Data about app and page elements
*****

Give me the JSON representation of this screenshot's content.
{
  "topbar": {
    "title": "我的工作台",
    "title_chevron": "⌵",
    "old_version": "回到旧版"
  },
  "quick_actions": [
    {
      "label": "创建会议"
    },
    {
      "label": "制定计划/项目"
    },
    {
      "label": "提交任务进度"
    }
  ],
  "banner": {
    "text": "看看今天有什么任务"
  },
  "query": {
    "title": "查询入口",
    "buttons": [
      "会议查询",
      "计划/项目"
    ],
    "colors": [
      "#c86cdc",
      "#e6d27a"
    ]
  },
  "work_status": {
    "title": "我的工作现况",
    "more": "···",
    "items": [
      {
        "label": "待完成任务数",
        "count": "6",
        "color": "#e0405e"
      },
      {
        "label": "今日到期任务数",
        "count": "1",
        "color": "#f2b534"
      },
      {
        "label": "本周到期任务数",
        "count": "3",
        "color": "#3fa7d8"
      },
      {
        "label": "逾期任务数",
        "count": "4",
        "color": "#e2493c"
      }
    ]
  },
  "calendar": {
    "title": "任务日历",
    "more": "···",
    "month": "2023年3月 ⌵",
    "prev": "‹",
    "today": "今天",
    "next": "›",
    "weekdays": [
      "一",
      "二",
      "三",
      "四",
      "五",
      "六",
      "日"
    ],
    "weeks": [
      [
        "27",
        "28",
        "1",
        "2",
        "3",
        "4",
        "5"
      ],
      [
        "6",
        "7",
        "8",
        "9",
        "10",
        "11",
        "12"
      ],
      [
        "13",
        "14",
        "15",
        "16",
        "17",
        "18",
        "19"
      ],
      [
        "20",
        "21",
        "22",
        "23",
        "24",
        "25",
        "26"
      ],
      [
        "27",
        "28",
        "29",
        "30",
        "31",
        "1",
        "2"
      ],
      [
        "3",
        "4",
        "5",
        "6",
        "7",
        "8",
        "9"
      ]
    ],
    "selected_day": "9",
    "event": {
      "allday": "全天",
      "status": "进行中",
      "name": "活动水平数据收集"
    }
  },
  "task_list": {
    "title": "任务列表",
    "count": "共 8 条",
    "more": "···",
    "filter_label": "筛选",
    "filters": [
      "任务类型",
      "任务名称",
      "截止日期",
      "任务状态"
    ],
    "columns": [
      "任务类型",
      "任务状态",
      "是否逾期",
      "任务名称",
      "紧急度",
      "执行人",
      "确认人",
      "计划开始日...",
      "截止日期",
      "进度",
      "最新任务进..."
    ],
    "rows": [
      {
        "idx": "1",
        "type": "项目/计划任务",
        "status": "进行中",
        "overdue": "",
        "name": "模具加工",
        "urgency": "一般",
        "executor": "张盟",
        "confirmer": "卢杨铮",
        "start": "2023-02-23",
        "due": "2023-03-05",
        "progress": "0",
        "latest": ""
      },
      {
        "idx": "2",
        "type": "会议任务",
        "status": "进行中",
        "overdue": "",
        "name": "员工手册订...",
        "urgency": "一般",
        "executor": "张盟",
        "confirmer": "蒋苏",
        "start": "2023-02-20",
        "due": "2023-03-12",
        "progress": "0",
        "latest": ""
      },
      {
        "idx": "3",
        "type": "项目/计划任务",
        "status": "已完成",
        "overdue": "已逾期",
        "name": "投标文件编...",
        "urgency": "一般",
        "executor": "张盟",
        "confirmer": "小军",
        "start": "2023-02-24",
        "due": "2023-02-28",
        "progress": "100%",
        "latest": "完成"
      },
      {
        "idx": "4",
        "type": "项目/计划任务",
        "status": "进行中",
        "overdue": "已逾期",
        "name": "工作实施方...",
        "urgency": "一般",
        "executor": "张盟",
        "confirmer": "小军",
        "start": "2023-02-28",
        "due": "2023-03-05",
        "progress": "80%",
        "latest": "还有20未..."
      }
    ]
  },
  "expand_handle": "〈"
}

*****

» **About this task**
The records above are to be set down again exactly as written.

» **Response box**
Give me the JSON representation of this screenshot's content.
{
  "topbar": {
    "title": "我的工作台",
    "title_chevron": "⌵",
    "old_version": "回到旧版"
  },
  "quick_actions": [
    {
      "label": "创建会议"
    },
    {
      "label": "制定计划/项目"
    },
    {
      "label": "提交任务进度"
    }
  ],
  "banner": {
    "text": "看看今天有什么任务"
  },
  "query": {
    "title": "查询入口",
    "buttons": [
      "会议查询",
      "计划/项目"
    ],
    "colors": [
      "#c86cdc",
      "#e6d27a"
    ]
  },
  "work_status": {
    "title": "我的工作现况",
    "more": "···",
    "items": [
      {
        "label": "待完成任务数",
        "count": "6",
        "color": "#e0405e"
      },
      {
        "label": "今日到期任务数",
        "count": "1",
        "color": "#f2b534"
      },
      {
        "label": "本周到期任务数",
        "count": "3",
        "color": "#3fa7d8"
      },
      {
        "label": "逾期任务数",
        "count": "4",
        "color": "#e2493c"
      }
    ]
  },
  "calendar": {
    "title": "任务日历",
    "more": "···",
    "month": "2023年3月 ⌵",
    "prev": "‹",
    "today": "今天",
    "next": "›",
    "weekdays": [
      "一",
      "二",
      "三",
      "四",
      "五",
      "六",
      "日"
    ],
    "weeks": [
      [
        "27",
        "28",
        "1",
        "2",
        "3",
        "4",
        "5"
      ],
      [
        "6",
        "7",
        "8",
        "9",
        "10",
        "11",
        "12"
      ],
      [
        "13",
        "14",
        "15",
        "16",
        "17",
        "18",
        "19"
      ],
      [
        "20",
        "21",
        "22",
        "23",
        "24",
        "25",
        "26"
      ],
      [
        "27",
        "28",
        "29",
        "30",
        "31",
        "1",
        "2"
      ],
      [
        "3",
        "4",
        "5",
        "6",
        "7",
        "8",
        "9"
      ]
    ],
    "selected_day": "9",
    "event": {
      "allday": "全天",
      "status": "进行中",
      "name": "活动水平数据收集"
    }
  },
  "task_list": {
    "title": "任务列表",
    "count": "共 8 条",
    "more": "···",
    "filter_label": "筛选",
    "filters": [
      "任务类型",
      "任务名称",
      "截止日期",
      "任务状态"
    ],
    "columns": [
      "任务类型",
      "任务状态",
      "是否逾期",
      "任务名称",
      "紧急度",
      "执行人",
      "确认人",
      "计划开始日...",
      "截止日期",
      "进度",
      "最新任务进..."
    ],
    "rows": [
      {
        "idx": "1",
        "type": "项目/计划任务",
        "status": "进行中",
        "overdue": "",
        "name": "模具加工",
        "urgency": "一般",
        "executor": "张盟",
        "confirmer": "卢杨铮",
        "start": "2023-02-23",
        "due": "2023-03-05",
        "progress": "0",
        "latest": ""
      },
      {
        "idx": "2",
        "type": "会议任务",
        "status": "进行中",
        "overdue": "",
        "name": "员工手册订...",
        "urgency": "一般",
        "executor": "张盟",
        "confirmer": "蒋苏",
        "start": "2023-02-20",
        "due": "2023-03-12",
        "progress": "0",
        "latest": ""
      },
      {
        "idx": "3",
        "type": "项目/计划任务",
        "status": "已完成",
        "overdue": "已逾期",
        "name": "投标文件编...",
        "urgency": "一般",
        "executor": "张盟",
        "confirmer": "小军",
        "start": "2023-02-24",
        "due": "2023-02-28",
        "progress": "100%",
        "latest": "完成"
      },
      {
        "idx": "4",
        "type": "项目/计划任务",
        "status": "进行中",
        "overdue": "已逾期",
        "name": "工作实施方...",
        "urgency": "一般",
        "executor": "张盟",
        "confirmer": "小军",
        "start": "2023-02-28",
        "due": "2023-03-05",
        "progress": "80%",
        "latest": "还有20未..."
      }
    ]
  },
  "expand_handle": "〈"
}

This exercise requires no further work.